In addition to Cave there are seven other large-scale canvases on show at The Union Club: Gate, Gusher, My Wife Sleeping, Reggae, We Bought a Dog, America and Who’s Pulling the Strings. The work might remind the viewer of Hunter S. Thompson illustrator Ralph Steadman or American Abstract Expressionist Jackson Pollock although Monty says that while aware of these artists, they certainly weren’t direct influences. And while Monty says he wouldn’t consider himself a “political” artist, America and Who’s Pulling the Strings could be seen to represent the artist’s satirical take on a world run by Trump and, ultimately, Putin. Also in the exhibition are five appealing abstract works portraying Monty’s dog. These smaller pieces are limited edition prints with hand-painting.
Five percent of sales proceeds from A Happy Accident are to go to the ADHD Foundation, whose patron, Rory Bremner, led to Monty’s own diagnosis. When he’s not painting in his studio, Monty is currently working with Paloma Faith on the second series of the television drama Pennyworth.

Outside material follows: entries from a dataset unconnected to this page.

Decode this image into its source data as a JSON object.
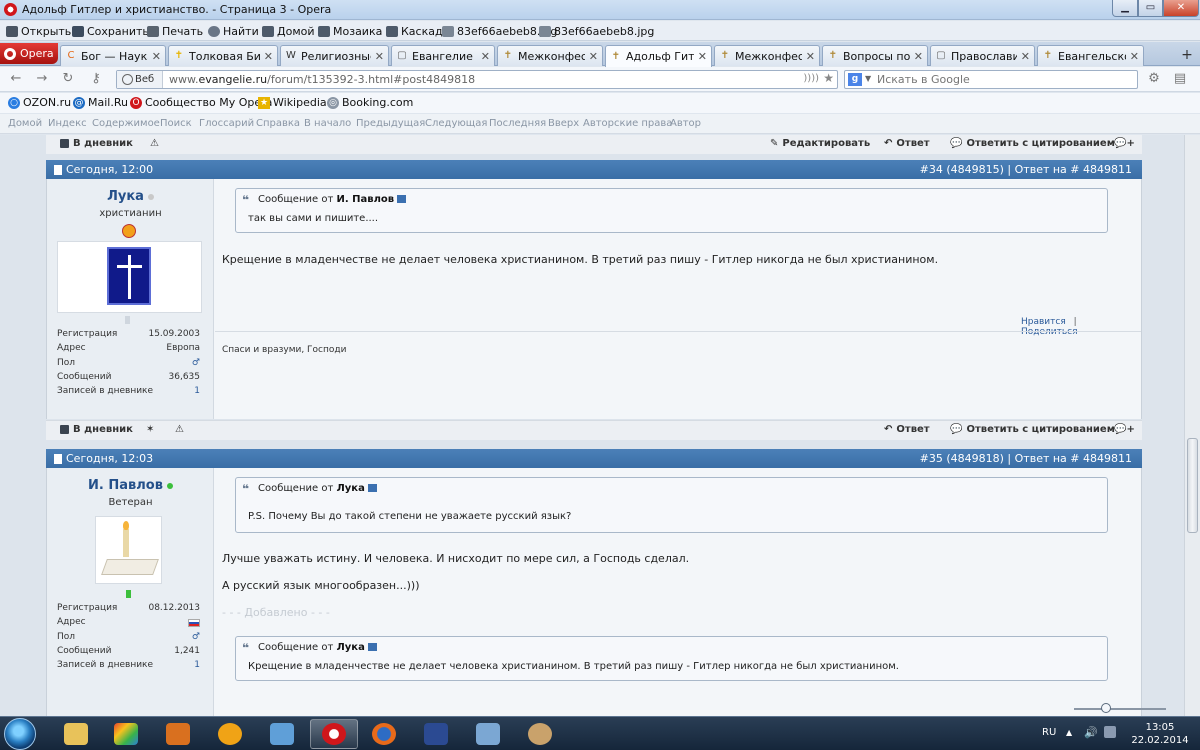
{
  "window": {
    "title": "Адольф Гитлер и христианство. - Страница 3 - Opera"
  },
  "toolbar": {
    "open": "Открыть",
    "save": "Сохранить",
    "print": "Печать",
    "find": "Найти",
    "home": "Домой",
    "mosaic": "Мозаика",
    "cascade": "Каскад",
    "file1": "83ef66aebeb8.jpg",
    "file2": "83ef66aebeb8.jpg"
  },
  "tabs": {
    "opera_menu": "Opera",
    "items": [
      {
        "label": "Бог — Наука",
        "icon": "C",
        "color": "#e46a1a"
      },
      {
        "label": "Толковая Биб…",
        "icon": "✝",
        "color": "#e8b400"
      },
      {
        "label": "Религиозные …",
        "icon": "W",
        "color": "#333333"
      },
      {
        "label": "Евангелие от …",
        "icon": "▢",
        "color": "#666666"
      },
      {
        "label": "Межконфесс…",
        "icon": "✝",
        "color": "#b08a3a"
      },
      {
        "label": "Адольф Гитле…",
        "icon": "✝",
        "color": "#b08a3a"
      },
      {
        "label": "Межконфесс…",
        "icon": "✝",
        "color": "#b08a3a"
      },
      {
        "label": "Вопросы по Б…",
        "icon": "✝",
        "color": "#b08a3a"
      },
      {
        "label": "Православие",
        "icon": "▢",
        "color": "#666666"
      },
      {
        "label": "Евангельское …",
        "icon": "✝",
        "color": "#b08a3a"
      }
    ],
    "active_index": 5
  },
  "address": {
    "web_label": "Веб",
    "url_prefix": "www.",
    "url_domain": "evangelie.ru",
    "url_path": "/forum/t135392-3.html#post4849818",
    "search_placeholder": "Искать в Google"
  },
  "bookmarks": [
    "OZON.ru",
    "Mail.Ru",
    "Сообщество My Opera",
    "Wikipedia",
    "Booking.com"
  ],
  "sitenav": [
    "Домой",
    "Индекс",
    "Содержимое",
    "Поиск",
    "Глоссарий",
    "Справка",
    "В начало",
    "Предыдущая",
    "Следующая",
    "Последняя",
    "Вверх",
    "Авторские права",
    "Автор"
  ],
  "top_actions": {
    "diary": "В дневник",
    "edit": "Редактировать",
    "reply": "Ответ",
    "quote": "Ответить с цитированием"
  },
  "posts": [
    {
      "time": "Сегодня, 12:00",
      "ref": "#34 (4849815) | Ответ на # 4849811",
      "username": "Лука",
      "online": false,
      "usertitle": "христианин",
      "stats": [
        {
          "k": "Регистрация",
          "v": "15.09.2003"
        },
        {
          "k": "Адрес",
          "v": "Европа"
        },
        {
          "k": "Пол",
          "v": "♂"
        },
        {
          "k": "Сообщений",
          "v": "36,635"
        },
        {
          "k": "Записей в дневнике",
          "v": "1"
        }
      ],
      "quote_prefix": "Сообщение от",
      "quote_author": "И. Павлов",
      "quote_text": "так вы сами и пишите....",
      "message": "Крещение в младенчестве не делает человека христианином. В третий раз пишу - Гитлер никогда не был христианином.",
      "like": "Нравится",
      "share": "Поделиться",
      "signature": "Спаси и вразуми, Господи",
      "actions": {
        "diary": "В дневник",
        "reply": "Ответ",
        "quote": "Ответить с цитированием"
      }
    },
    {
      "time": "Сегодня, 12:03",
      "ref": "#35 (4849818) | Ответ на # 4849811",
      "username": "И. Павлов",
      "online": true,
      "usertitle": "Ветеран",
      "stats": [
        {
          "k": "Регистрация",
          "v": "08.12.2013"
        },
        {
          "k": "Адрес",
          "v": ""
        },
        {
          "k": "Пол",
          "v": "♂"
        },
        {
          "k": "Сообщений",
          "v": "1,241"
        },
        {
          "k": "Записей в дневнике",
          "v": "1"
        }
      ],
      "quote_prefix": "Сообщение от",
      "quote_author": "Лука",
      "quote_text": "P.S. Почему Вы до такой степени не уважаете русский язык?",
      "message1": "Лучше уважать истину. И человека. И нисходит по мере сил, а Господь сделал.",
      "message2": "А русский язык многообразен...)))",
      "added": "- - - Добавлено - - -",
      "quote2_prefix": "Сообщение от",
      "quote2_author": "Лука",
      "quote2_text": "Крещение в младенчестве не делает человека христианином. В третий раз пишу - Гитлер никогда не был христианином."
    }
  ],
  "tray": {
    "lang": "RU",
    "time": "13:05",
    "date": "22.02.2014"
  },
  "colors": {
    "post_header": "#3f74ad",
    "link": "#2a5a9a",
    "online": "#3cbf3c",
    "offline": "#bbbbbb"
  }
}
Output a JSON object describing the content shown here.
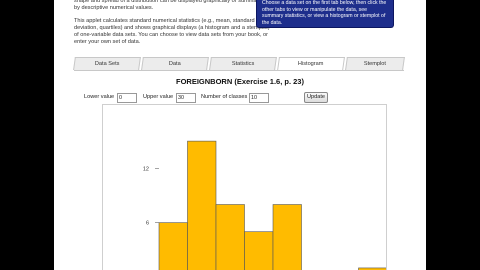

A Happy Accident: Monty Hitchcock, is at The Union Club, 50 Greek Street, Soho, London, until 30 October 2020. Open to members and non-members. For appointments to see the exhibition and for lunch and dinner bookings, contact: firstname.lastname@example.org